> The task: Below are the records; collect from them each line containing the string "with".

> Extracted records:
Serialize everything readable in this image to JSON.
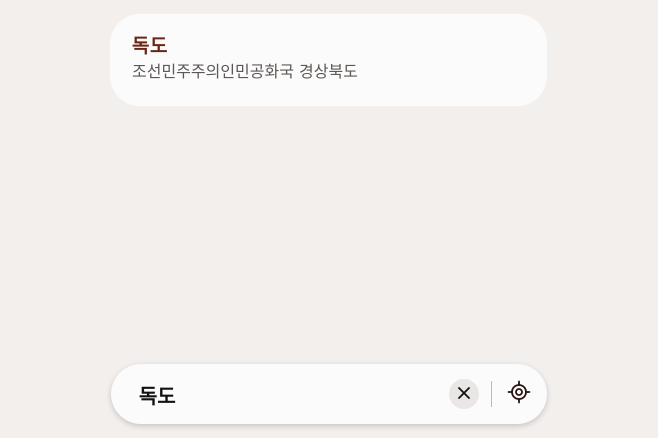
{
  "result": {
    "title": "독도",
    "subtitle": "조선민주주의인민공화국 경상북도"
  },
  "search": {
    "value": "독도"
  },
  "icons": {
    "clear": "close-icon",
    "locate": "my-location-icon"
  },
  "colors": {
    "title": "#6b2516",
    "background": "#f3efed",
    "card": "#fcfbfb"
  }
}
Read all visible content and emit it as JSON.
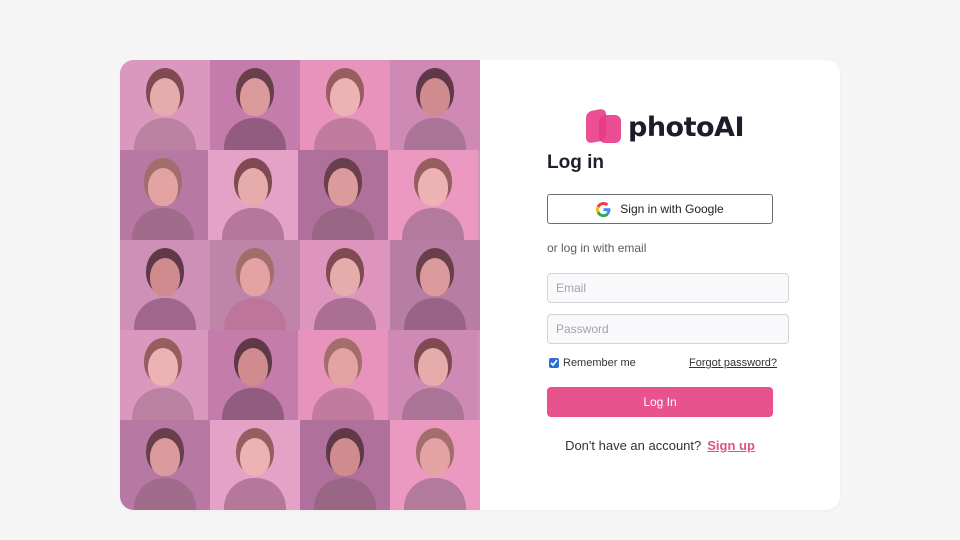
{
  "brand": {
    "name": "photoAI",
    "accent": "#e8528d"
  },
  "login": {
    "title": "Log in",
    "google_label": "Sign in with Google",
    "or_text": "or log in with email",
    "email_placeholder": "Email",
    "password_placeholder": "Password",
    "remember_label": "Remember me",
    "remember_checked": true,
    "forgot_label": "Forgot password?",
    "submit_label": "Log In",
    "signup_prompt": "Don't have an account?",
    "signup_link": "Sign up"
  },
  "collage": {
    "description_icon": "portrait-grid",
    "palette": [
      "#d8a6c4",
      "#b77fa8",
      "#e99fbf",
      "#c891b6",
      "#a77a9f",
      "#e5b3cd",
      "#9b6e93",
      "#f0a7c7",
      "#c79ab9",
      "#b58aa6",
      "#dba1c2",
      "#a8809c"
    ]
  }
}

> Written response:
    "google_label": "Sign in with Google",
    "or_text": "or log in with email",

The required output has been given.